Cordesman is a strategic analyst at the Center for Strategic and International Studies, a policy research center in Washington.
But in a recent report, based on a personal visit to Iraq, Cordesman urged Congress to show "strategic patience" with the current "surge" strategy. He acknowledged, though, that it is a gamble to expect the Iraqi government to succeed in reconciling the tensions between the country's ethnic groups.
RFE/RL correspondent Andrew F. Tully asked Cordesman for his views on how well the surge is going, ahead of key testimony being delivered to the U.S. Congress today by the U.S. ambassador to Iraq, Ryan Crocker, and General David Petraeus, the top U.S. commander in Iraq.
RFE/RL: General Petraeus has suggested that a modest reduction in the U.S. troop presence in Iraq would probably be needed by next spring to avoid further strain on the American military. But isn't that the earliest any withdrawals could begin just from a logistical point of view, given the size of the U.S. presence there?
Anthony Cordesman: There is a limit as to how quickly you can bring people back and give them the career paths, locations, and assignments they really need. And the rate that the military are comfortable with for the Army and Marine Corps is about 10,000 a month. It's not that you can't physically bring people out much more quickly. Of course, you can.
The difficulty you have is, until you have political conciliation [among Iraqis], you find it very difficult to reduce troops because you've committed them forward; they're in local areas. We have a strategy now of not simply winning, which we had in the past, but winning and holding so we can secure the area and create a political and economic climate in which people can have a normal life and establish some kind of links to the central government.
RFE/RL: There's been a lot of talk about the strain being put on the U.S. military. Just how great is that strain?
Cordesman: There's no clear way to know. A lot of the strain is on [the soldiers'] families. People who are in combat or in active assignments often have very high morale. They have a clear mission. While they're in the field, they basically tie their loyalties to the people around them. This is just a fact of life in military units. You have to be loyal to the people you fight with.
RFE/RL: But does this strain on the military exhibit itself in other ways?

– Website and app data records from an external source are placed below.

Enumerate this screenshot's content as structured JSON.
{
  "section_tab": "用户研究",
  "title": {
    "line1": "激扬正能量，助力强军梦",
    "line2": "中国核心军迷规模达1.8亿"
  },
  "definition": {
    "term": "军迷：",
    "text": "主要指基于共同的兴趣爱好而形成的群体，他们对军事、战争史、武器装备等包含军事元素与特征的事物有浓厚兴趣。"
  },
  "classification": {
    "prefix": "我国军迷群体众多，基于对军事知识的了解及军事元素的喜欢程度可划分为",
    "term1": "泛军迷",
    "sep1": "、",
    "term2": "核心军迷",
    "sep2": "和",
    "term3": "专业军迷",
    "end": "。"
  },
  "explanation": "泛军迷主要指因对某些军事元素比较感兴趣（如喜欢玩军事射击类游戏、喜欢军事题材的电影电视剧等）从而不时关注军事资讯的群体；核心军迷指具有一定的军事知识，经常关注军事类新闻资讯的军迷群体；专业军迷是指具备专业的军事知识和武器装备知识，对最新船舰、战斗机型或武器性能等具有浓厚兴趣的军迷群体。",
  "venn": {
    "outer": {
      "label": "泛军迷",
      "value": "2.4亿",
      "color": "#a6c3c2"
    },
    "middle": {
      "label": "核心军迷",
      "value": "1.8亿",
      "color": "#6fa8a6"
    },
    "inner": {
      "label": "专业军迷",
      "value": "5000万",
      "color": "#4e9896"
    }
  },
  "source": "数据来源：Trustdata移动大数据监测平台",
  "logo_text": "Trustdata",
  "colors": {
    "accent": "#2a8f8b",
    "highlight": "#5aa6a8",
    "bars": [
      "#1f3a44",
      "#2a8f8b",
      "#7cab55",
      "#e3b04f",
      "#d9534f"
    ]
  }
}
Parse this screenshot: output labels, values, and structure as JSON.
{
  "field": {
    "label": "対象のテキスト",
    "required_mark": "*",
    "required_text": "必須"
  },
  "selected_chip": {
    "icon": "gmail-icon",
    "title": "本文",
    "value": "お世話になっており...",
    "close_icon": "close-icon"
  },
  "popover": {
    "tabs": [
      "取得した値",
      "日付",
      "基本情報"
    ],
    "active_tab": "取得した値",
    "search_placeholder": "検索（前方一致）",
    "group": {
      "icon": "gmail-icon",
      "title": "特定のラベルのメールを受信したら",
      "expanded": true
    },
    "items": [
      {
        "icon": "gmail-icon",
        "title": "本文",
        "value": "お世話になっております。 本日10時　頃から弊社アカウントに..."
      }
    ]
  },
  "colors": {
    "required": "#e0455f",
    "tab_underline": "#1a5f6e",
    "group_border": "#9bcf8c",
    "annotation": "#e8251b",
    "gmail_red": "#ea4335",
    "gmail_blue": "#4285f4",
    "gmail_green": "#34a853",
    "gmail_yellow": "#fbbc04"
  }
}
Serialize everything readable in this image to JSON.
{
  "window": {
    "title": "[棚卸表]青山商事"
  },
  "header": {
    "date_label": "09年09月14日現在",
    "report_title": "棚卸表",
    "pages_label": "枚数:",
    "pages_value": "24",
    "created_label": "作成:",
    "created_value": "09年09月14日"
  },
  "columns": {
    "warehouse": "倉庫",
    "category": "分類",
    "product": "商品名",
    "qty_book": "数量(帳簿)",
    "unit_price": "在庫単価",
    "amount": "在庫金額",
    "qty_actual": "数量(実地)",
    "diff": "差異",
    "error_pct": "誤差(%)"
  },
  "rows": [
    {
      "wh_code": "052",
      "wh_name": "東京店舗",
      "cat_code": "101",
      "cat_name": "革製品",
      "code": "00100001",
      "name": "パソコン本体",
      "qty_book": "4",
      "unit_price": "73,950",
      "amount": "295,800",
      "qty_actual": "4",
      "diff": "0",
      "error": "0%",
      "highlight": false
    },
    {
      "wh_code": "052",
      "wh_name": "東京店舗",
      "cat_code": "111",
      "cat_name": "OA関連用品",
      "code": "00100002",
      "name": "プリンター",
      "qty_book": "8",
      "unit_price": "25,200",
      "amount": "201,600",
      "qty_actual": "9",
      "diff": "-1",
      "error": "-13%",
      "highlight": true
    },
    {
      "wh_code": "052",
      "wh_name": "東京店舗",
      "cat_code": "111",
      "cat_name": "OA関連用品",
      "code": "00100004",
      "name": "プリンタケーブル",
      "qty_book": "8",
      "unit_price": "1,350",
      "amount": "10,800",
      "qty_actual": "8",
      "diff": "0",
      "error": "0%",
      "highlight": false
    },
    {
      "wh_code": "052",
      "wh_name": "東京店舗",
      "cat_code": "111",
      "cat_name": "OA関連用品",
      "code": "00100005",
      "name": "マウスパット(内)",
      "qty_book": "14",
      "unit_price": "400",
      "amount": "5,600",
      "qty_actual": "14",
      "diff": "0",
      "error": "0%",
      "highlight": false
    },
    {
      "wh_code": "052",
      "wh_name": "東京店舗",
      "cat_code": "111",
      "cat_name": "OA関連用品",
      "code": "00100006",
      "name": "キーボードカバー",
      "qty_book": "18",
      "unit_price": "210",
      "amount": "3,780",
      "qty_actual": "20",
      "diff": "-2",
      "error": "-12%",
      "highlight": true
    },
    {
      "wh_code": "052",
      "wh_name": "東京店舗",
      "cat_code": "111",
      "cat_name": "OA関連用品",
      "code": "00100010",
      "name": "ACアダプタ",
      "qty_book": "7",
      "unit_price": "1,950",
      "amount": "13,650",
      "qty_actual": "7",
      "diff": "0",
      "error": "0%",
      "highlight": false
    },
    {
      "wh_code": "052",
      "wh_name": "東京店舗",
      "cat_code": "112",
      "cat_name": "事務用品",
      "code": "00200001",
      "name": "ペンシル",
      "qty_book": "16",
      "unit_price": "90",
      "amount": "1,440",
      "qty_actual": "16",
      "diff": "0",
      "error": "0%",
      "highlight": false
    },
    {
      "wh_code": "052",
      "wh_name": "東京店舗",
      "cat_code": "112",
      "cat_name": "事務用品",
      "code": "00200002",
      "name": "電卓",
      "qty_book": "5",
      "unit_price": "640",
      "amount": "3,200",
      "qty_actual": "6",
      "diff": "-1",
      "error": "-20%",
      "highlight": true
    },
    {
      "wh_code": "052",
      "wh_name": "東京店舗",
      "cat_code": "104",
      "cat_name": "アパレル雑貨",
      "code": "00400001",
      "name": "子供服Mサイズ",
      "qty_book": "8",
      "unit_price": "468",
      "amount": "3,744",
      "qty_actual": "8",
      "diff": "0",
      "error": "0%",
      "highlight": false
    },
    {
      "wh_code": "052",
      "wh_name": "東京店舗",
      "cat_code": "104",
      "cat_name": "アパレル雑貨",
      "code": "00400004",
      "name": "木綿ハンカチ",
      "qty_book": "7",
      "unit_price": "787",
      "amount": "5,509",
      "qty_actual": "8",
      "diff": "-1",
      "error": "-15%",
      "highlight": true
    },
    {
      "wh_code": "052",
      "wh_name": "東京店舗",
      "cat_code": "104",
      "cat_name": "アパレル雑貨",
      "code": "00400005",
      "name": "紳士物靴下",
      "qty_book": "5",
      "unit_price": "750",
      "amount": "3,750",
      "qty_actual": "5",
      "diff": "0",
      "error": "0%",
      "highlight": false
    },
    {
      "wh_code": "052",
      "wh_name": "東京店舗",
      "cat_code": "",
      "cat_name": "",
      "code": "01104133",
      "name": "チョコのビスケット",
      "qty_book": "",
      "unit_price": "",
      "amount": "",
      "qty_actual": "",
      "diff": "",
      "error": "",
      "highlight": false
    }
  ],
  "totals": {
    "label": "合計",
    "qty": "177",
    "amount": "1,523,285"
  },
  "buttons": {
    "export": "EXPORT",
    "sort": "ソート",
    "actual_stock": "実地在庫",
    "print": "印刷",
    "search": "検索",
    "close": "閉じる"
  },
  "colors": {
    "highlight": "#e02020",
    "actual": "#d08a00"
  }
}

Cordesman: If you extend deployments and make them too often, people aren't going to volunteer for the National Guard. They're going to get out of the Army Reserve as quickly as possible.
"We have a strategy now of not simply winning, which we had in the past, but winning and holding so we can secure the area and create a political and economic climate in which people can have a normal life and establish some kind of links to the central government."
One great problem is that the people who may be motivated now could leave the service in very large numbers when they return [to the United States]. People very much fear that we could lose cadres of key technicians and noncommissioned officers and midgrade officers, even though their morale in Iraq could be relatively high.
RFE/RL: According to polls, a significant majority of the American people oppose the Iraq war. If General Petraeus began a modest withdrawal next spring, would that reflect positively on the Bush administration's war strategy?
Cordesman: We are talking about a time frame where we are far too focused on troop reductions. If you don't have Iraqi political conciliation by next spring, it's not clear that the central government, with its present structure, can hold together, with or without the present prime minister.
If you do have political conciliation, even if it's only a serious beginning, then the pressure on U.S. troops is going to go way down and the critics of the war are going to lose, really, the fundamental issue, which is not U.S. troop levels but the fact that we're fighting without watching an Iraqi government create the kind of national unity and conciliation that offers a clear reason to sustain our presence in Iraq.
RFE/RL: So when Americans judge the war in Iraq, what will be their criteria?
Cordesman: Here the issue is, frankly, not U.S. troop levels as the key factor in U.S. politics. It's a factor. No one can deny that. It's also true that if we are reducing [troop levels from] 130,000 to 100,000, if casualties are going down, if costs are going down, if equipment losses are going down, that will send a very positive message.
It isn't a matter of any given magic number, whether it is casualties, troop levels, or costs. But if all of these things are being seen to improve, that will have a political impact.
RFE/RL: Then is there a possibility that if Americans see these improvements, support for the president's war policy will grow?
Cordesman: I think we need to be very, very careful here. Americans -- and I think politicians and strategic analysts and journalists -- aren't going to judge a war in that sense. They're going to look at the political structure in Iraq. They're going to look at the outside pressures and threats from countries like Iran. They're going to look at the development of Iraqi forces, the quality of Iraqi governance, the role of U.S. forces, whether or not there is still a clear Al-Qaeda threat. They're going to look at the pattern of civil conflict inside Iraq.
All of these factors are going to shape political judgments. It is a long time in terms of war, politics, and uncertainty between now and next spring. But I think Americans, like Iraqis, are going to judge the overall course of the war, and not on the basis of one or two key factors.